**EXERCISE:** Would you pull out every line of the material that contains the string "icon"?

**RECORDS FOR THIS EXERCISE:**
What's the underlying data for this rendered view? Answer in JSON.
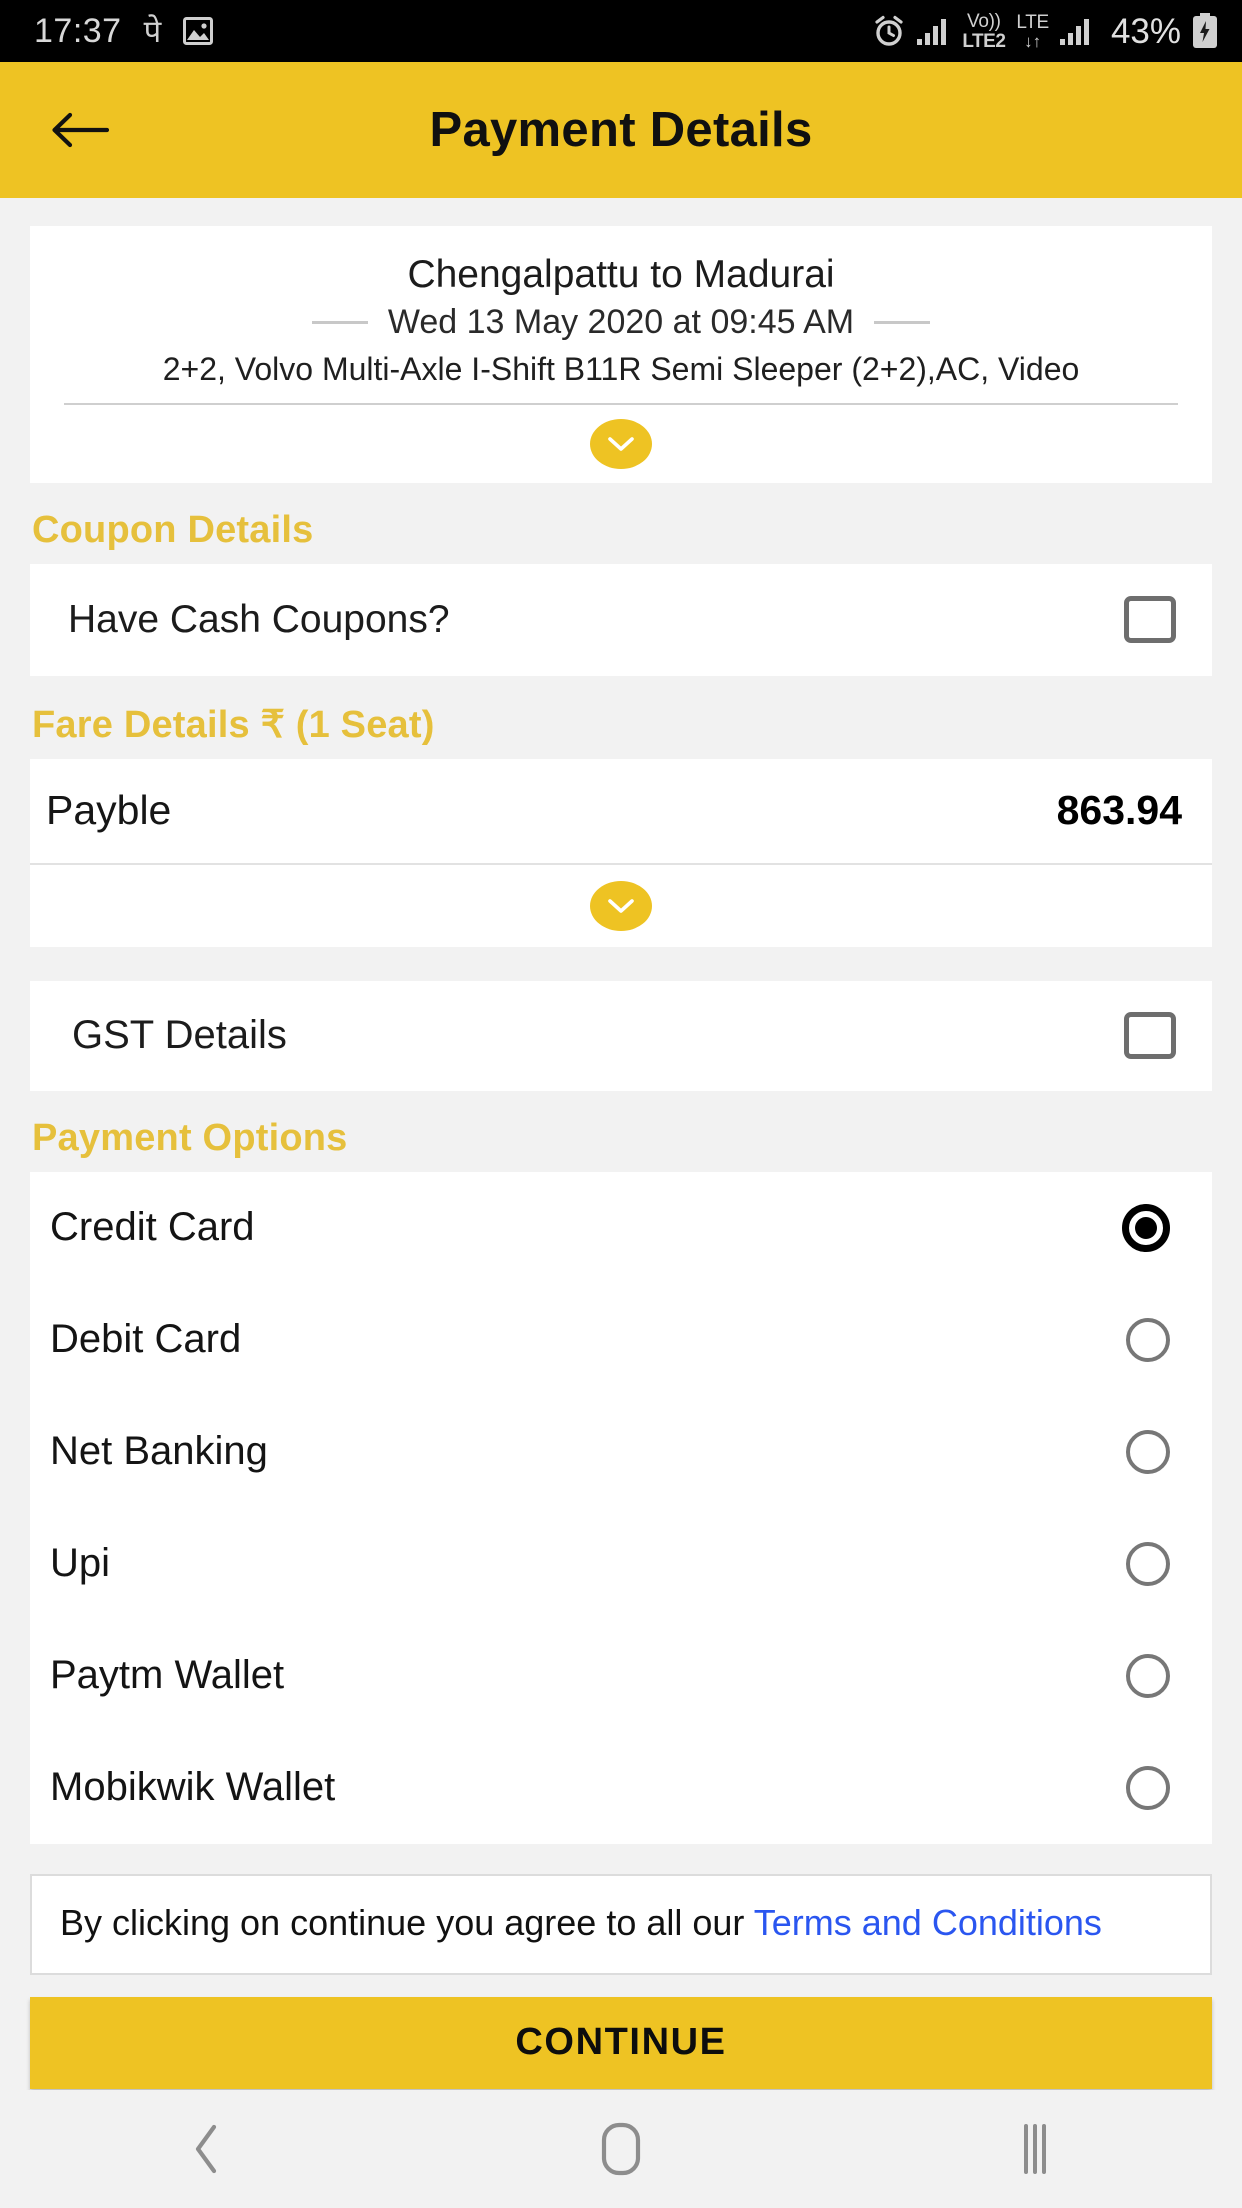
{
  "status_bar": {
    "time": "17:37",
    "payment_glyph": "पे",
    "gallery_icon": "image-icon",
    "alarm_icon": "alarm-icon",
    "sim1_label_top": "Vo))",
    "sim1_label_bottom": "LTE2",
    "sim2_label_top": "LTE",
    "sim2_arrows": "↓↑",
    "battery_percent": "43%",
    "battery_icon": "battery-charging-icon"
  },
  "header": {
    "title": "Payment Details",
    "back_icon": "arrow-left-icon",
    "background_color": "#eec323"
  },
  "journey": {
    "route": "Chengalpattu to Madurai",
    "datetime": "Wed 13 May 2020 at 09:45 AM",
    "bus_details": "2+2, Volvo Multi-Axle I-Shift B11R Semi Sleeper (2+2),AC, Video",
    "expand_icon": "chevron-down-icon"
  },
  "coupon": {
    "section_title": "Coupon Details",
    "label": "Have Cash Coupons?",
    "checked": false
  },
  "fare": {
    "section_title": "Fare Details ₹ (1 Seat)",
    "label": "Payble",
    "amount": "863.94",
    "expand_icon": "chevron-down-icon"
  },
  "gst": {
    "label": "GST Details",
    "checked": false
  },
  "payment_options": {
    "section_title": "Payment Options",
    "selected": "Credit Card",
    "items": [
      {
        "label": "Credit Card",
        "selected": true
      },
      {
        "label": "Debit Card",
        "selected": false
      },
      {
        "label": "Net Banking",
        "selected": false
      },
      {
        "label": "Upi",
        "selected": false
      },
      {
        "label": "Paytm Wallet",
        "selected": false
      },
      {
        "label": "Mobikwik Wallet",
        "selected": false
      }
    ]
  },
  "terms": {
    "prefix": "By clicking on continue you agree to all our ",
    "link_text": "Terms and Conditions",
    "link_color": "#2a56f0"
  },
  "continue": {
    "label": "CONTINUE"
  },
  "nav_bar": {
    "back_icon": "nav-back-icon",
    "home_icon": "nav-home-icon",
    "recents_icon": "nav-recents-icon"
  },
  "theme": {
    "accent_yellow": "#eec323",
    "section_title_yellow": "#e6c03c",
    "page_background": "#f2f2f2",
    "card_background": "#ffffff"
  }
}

**RESULT FOR THIS EXERCISE:**
    "gallery_icon": "image-icon",
    "alarm_icon": "alarm-icon",
    "battery_icon": "battery-charging-icon"
    "back_icon": "arrow-left-icon",
    "expand_icon": "chevron-down-icon"
    "expand_icon": "chevron-down-icon"
    "back_icon": "nav-back-icon",
    "home_icon": "nav-home-icon",
    "recents_icon": "nav-recents-icon"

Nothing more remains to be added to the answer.